WORK REQUIRED » In this exercise, the data must be written out exactly.

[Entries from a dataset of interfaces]
Start of Block

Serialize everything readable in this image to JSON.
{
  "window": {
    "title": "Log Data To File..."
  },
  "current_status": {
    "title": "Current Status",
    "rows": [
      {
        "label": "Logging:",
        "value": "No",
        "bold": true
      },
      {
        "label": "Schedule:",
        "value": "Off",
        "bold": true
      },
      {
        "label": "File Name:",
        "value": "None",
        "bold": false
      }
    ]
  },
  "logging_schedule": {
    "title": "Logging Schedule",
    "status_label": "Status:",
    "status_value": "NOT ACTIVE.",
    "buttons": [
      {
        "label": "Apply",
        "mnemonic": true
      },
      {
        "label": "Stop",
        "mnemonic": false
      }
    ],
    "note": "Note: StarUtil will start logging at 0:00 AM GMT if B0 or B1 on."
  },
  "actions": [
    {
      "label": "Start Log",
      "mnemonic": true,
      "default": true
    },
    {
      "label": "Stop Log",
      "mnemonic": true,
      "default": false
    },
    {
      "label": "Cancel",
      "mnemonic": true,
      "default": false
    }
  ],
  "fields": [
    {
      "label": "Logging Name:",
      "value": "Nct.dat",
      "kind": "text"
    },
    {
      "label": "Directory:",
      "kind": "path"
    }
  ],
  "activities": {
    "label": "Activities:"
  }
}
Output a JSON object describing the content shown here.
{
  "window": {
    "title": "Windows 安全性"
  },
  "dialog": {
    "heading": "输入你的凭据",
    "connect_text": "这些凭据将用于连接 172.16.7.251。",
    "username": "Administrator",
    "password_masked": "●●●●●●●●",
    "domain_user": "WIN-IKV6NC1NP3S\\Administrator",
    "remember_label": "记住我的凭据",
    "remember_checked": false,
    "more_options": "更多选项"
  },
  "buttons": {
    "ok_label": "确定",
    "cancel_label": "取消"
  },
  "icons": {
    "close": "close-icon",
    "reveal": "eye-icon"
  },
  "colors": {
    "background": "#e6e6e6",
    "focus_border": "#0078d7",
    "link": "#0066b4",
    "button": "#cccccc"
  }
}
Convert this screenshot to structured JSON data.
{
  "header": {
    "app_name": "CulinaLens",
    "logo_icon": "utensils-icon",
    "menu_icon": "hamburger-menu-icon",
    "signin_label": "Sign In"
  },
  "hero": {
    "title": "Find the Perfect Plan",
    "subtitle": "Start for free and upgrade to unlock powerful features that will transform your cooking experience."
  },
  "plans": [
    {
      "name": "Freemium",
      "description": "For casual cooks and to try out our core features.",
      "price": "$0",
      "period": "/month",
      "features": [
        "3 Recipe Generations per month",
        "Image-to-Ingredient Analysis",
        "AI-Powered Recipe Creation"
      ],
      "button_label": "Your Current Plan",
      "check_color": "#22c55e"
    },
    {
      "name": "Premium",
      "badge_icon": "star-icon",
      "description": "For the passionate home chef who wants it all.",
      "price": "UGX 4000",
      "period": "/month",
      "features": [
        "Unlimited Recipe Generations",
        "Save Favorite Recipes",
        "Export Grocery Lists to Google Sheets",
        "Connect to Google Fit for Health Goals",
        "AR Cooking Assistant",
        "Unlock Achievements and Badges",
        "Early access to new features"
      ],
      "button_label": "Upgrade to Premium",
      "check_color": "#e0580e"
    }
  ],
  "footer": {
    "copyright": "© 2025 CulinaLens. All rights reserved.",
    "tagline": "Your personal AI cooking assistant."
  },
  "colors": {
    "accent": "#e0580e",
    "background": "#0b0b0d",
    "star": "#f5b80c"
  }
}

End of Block

EXERCISE RESPONSE »
Serialize everything readable in this image to JSON.
{
  "window": {
    "title": "Log Data To File..."
  },
  "current_status": {
    "title": "Current Status",
    "rows": [
      {
        "label": "Logging:",
        "value": "No",
        "bold": true
      },
      {
        "label": "Schedule:",
        "value": "Off",
        "bold": true
      },
      {
        "label": "File Name:",
        "value": "None",
        "bold": false
      }
    ]
  },
  "logging_schedule": {
    "title": "Logging Schedule",
    "status_label": "Status:",
    "status_value": "NOT ACTIVE.",
    "buttons": [
      {
        "label": "Apply",
        "mnemonic": true
      },
      {
        "label": "Stop",
        "mnemonic": false
      }
    ],
    "note": "Note: StarUtil will start logging at 0:00 AM GMT if B0 or B1 on."
  },
  "actions": [
    {
      "label": "Start Log",
      "mnemonic": true,
      "default": true
    },
    {
      "label": "Stop Log",
      "mnemonic": true,
      "default": false
    },
    {
      "label": "Cancel",
      "mnemonic": true,
      "default": false
    }
  ],
  "fields": [
    {
      "label": "Logging Name:",
      "value": "Nct.dat",
      "kind": "text"
    },
    {
      "label": "Directory:",
      "kind": "path"
    }
  ],
  "activities": {
    "label": "Activities:"
  }
}
Output a JSON object describing the content shown here.
{
  "window": {
    "title": "Windows 安全性"
  },
  "dialog": {
    "heading": "输入你的凭据",
    "connect_text": "这些凭据将用于连接 172.16.7.251。",
    "username": "Administrator",
    "password_masked": "●●●●●●●●",
    "domain_user": "WIN-IKV6NC1NP3S\\Administrator",
    "remember_label": "记住我的凭据",
    "remember_checked": false,
    "more_options": "更多选项"
  },
  "buttons": {
    "ok_label": "确定",
    "cancel_label": "取消"
  },
  "icons": {
    "close": "close-icon",
    "reveal": "eye-icon"
  },
  "colors": {
    "background": "#e6e6e6",
    "focus_border": "#0078d7",
    "link": "#0066b4",
    "button": "#cccccc"
  }
}
Convert this screenshot to structured JSON data.
{
  "header": {
    "app_name": "CulinaLens",
    "logo_icon": "utensils-icon",
    "menu_icon": "hamburger-menu-icon",
    "signin_label": "Sign In"
  },
  "hero": {
    "title": "Find the Perfect Plan",
    "subtitle": "Start for free and upgrade to unlock powerful features that will transform your cooking experience."
  },
  "plans": [
    {
      "name": "Freemium",
      "description": "For casual cooks and to try out our core features.",
      "price": "$0",
      "period": "/month",
      "features": [
        "3 Recipe Generations per month",
        "Image-to-Ingredient Analysis",
        "AI-Powered Recipe Creation"
      ],
      "button_label": "Your Current Plan",
      "check_color": "#22c55e"
    },
    {
      "name": "Premium",
      "badge_icon": "star-icon",
      "description": "For the passionate home chef who wants it all.",
      "price": "UGX 4000",
      "period": "/month",
      "features": [
        "Unlimited Recipe Generations",
        "Save Favorite Recipes",
        "Export Grocery Lists to Google Sheets",
        "Connect to Google Fit for Health Goals",
        "AR Cooking Assistant",
        "Unlock Achievements and Badges",
        "Early access to new features"
      ],
      "button_label": "Upgrade to Premium",
      "check_color": "#e0580e"
    }
  ],
  "footer": {
    "copyright": "© 2025 CulinaLens. All rights reserved.",
    "tagline": "Your personal AI cooking assistant."
  },
  "colors": {
    "accent": "#e0580e",
    "background": "#0b0b0d",
    "star": "#f5b80c"
  }
}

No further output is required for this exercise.